Audi recognizes it has a very good thing going on with the Q5 so now in addition to the standard and high-performance SQ5 models the brand with four rings has introduced Sportback and plug-in hybrid variants. But the Q I’m spending time with is the Q5 45 TFSI quattro. Translation? It’s the basic all-wheel drive Q5 with the 2.0-liter turbo which comes in 3 flavors: Premium, Premium Plus and Prestige with prices ranging from near $45,000 to about $58,000. And this here is the Goldilocks model: the Premium Plus in upcharge Manhattan Gray metallic paint, with optional 20” wheels, Navigation package and Bang & Olufsen sound system for an as-tested MSRP of $53,040. It’s imported from Mexico but the drive most certainly speaks German.

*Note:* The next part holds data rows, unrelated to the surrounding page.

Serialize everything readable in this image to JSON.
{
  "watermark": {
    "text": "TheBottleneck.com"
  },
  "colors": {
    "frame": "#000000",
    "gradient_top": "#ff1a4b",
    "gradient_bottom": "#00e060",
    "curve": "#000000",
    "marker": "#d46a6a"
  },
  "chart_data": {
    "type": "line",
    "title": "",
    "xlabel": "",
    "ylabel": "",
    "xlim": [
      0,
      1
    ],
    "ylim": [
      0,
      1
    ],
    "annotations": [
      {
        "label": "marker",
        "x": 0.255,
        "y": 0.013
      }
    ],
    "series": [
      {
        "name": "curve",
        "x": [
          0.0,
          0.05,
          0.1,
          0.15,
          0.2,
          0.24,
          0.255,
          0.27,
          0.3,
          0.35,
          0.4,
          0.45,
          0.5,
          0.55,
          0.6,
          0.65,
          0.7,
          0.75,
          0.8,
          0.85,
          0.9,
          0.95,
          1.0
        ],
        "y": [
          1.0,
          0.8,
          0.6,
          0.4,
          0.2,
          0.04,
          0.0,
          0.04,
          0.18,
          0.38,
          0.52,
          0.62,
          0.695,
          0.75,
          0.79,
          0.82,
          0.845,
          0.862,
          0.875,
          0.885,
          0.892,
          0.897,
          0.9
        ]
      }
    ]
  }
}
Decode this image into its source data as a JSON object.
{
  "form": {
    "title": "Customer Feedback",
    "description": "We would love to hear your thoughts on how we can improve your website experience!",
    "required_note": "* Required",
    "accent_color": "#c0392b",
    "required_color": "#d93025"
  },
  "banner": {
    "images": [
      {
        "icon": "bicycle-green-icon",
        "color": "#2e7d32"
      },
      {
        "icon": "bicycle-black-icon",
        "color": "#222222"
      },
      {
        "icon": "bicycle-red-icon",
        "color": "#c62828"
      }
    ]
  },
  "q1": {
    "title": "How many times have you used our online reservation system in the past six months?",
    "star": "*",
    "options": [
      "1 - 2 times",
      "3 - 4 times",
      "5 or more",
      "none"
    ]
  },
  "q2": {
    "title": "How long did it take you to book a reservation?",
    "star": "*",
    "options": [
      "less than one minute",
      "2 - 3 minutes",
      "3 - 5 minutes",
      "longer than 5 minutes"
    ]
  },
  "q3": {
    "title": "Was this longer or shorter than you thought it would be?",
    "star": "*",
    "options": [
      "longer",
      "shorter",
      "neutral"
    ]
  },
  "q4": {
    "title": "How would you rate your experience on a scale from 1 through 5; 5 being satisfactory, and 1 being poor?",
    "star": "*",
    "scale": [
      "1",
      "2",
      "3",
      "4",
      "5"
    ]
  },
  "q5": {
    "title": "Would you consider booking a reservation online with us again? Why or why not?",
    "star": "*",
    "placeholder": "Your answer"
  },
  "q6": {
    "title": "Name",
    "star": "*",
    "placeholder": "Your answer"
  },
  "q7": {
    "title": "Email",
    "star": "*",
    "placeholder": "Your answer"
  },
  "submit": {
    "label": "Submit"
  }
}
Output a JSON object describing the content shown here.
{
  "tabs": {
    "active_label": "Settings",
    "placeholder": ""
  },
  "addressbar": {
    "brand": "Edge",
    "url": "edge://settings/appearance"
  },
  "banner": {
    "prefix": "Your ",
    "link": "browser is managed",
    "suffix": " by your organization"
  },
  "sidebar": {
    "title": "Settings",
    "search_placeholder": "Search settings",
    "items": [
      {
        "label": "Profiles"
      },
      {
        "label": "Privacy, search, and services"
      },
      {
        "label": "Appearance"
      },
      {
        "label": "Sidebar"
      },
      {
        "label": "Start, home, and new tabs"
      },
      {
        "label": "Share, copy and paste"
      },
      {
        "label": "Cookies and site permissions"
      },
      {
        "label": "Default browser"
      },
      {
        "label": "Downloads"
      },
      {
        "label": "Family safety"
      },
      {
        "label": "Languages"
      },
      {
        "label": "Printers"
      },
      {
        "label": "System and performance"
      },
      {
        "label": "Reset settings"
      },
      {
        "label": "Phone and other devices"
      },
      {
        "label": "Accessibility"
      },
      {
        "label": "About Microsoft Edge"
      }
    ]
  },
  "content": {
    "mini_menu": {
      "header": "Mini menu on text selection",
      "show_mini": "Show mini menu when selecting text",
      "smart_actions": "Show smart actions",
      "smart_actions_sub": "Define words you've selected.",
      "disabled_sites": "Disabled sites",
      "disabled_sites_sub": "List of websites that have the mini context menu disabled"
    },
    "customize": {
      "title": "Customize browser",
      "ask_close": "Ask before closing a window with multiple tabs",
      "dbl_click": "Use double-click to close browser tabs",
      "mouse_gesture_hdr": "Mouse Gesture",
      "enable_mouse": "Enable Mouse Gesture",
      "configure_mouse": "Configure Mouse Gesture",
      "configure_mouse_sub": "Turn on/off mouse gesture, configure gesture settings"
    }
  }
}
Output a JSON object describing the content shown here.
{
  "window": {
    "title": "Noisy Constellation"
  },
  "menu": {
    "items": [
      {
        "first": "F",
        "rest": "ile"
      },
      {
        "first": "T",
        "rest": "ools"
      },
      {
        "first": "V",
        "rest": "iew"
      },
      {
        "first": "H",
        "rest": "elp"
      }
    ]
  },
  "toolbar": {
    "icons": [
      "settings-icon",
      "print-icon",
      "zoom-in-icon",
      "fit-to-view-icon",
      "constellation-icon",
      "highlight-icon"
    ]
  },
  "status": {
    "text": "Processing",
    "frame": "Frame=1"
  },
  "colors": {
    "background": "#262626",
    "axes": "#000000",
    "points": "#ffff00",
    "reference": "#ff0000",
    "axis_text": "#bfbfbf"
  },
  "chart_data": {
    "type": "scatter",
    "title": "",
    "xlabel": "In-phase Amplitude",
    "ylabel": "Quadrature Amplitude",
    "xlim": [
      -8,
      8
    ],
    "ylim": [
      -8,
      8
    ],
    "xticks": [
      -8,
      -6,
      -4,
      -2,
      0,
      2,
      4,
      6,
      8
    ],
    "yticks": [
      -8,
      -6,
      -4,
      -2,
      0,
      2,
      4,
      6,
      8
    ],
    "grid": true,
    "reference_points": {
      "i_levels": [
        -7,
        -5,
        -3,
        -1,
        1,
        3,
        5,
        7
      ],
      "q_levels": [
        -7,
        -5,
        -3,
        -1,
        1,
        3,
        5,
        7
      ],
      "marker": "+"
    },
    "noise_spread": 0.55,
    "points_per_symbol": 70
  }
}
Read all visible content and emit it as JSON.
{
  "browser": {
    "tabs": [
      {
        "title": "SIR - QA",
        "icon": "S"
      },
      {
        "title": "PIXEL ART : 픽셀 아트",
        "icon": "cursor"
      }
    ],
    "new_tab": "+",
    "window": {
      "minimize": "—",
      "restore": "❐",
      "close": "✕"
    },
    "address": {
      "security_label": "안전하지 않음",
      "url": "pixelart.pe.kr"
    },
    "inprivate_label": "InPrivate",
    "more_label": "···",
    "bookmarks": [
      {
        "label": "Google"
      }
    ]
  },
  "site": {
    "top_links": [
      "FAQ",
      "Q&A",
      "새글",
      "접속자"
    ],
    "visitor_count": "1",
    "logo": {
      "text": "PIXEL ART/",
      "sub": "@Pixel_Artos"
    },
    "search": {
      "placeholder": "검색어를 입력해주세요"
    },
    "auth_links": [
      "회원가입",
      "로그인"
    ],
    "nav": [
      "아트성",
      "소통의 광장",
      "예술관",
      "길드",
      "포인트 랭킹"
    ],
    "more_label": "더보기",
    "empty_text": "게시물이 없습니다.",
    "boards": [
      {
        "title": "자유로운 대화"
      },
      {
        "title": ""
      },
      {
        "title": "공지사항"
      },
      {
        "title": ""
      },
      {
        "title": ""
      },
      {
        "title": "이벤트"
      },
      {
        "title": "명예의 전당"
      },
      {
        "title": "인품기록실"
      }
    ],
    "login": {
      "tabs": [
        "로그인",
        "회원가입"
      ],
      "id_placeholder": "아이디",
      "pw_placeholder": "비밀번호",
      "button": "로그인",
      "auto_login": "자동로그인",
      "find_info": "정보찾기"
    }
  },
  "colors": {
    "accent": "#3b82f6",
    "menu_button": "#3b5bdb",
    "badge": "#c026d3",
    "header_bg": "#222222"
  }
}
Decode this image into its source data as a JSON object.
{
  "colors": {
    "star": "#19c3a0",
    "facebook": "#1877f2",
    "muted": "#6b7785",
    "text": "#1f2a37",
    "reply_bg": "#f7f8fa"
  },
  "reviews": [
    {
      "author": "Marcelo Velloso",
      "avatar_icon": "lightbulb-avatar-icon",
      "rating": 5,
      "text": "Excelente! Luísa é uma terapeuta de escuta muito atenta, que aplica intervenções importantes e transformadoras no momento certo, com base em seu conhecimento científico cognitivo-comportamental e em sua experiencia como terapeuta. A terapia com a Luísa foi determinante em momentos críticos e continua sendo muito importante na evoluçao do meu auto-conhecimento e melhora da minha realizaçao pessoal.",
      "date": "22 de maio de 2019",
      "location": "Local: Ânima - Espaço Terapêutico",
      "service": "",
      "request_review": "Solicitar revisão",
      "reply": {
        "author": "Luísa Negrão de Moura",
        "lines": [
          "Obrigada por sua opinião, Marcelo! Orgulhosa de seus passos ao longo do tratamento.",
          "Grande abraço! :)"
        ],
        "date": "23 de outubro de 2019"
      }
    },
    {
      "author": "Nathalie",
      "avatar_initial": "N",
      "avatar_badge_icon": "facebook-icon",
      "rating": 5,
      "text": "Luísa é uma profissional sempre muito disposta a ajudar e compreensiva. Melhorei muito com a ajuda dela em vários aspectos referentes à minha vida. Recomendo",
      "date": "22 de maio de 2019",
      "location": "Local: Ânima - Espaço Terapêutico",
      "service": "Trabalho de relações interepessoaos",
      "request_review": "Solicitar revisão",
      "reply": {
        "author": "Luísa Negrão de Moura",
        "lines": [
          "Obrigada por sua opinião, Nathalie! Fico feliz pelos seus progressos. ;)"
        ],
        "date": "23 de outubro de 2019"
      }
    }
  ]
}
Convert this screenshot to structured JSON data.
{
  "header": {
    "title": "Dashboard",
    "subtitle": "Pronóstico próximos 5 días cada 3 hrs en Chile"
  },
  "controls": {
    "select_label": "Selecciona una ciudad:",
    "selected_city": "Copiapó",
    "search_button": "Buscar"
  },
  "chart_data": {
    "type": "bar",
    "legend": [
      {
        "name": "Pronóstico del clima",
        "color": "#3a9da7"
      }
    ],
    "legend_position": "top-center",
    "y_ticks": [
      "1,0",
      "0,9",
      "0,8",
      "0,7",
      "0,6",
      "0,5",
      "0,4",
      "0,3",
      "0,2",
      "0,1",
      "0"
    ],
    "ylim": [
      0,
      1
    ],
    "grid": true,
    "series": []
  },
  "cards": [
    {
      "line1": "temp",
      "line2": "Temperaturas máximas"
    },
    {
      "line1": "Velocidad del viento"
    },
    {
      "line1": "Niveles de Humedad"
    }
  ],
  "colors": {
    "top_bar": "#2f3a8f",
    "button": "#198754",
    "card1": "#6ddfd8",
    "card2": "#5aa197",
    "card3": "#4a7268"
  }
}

Certain vehicles instantly make the perfect handshake and this is one of them. Getting in and out, finding your comfort zone, not having to think about where certain features are and having enough room to accomplish everyday tasks is what the Q5 is all about. Not too big, not too small, feature-laden but not over the top, it’s an SUV aimed to please. Adaptive Cruise Control with Traffic Jam Assist is now standard on this Premium Plus trim and helps to destress the driver when sitting behind the wheel is reduced to monkey business. The Top view camera system is also now a standard feature on this trim and includes an off-screen activation switch. And the touchscreen navigation unit is user friendly with satellite mapping, intuitive controls and wireless CarPlay and Android Auto. It’s also the head unit for the impressive 19 speaker surround sound system – a $950 option. Tri-zone climate control means no temperature wars, the panoramic sunroof adds elevated comfort to the slide and recline rear seats, and heated front seats with a heated steering wheel make winter a little more bearable. And there’s no need to mount your EZ-Pass on the windshield – with Audi’s Integrated Toll Module the transponder is built into the Q5’s rearview mirror. Other favorite features of mine include auto high beams, virtual cockpit plus with various, easy to change views and folding 2nd row seats that can be dropped with remote levers and then click reassuringly into place to create a nearly flat, expanded cargo area which can be accessed by a kick of the foot. And if you were wondering, the Q5 can tow 4,400 pounds – not bad.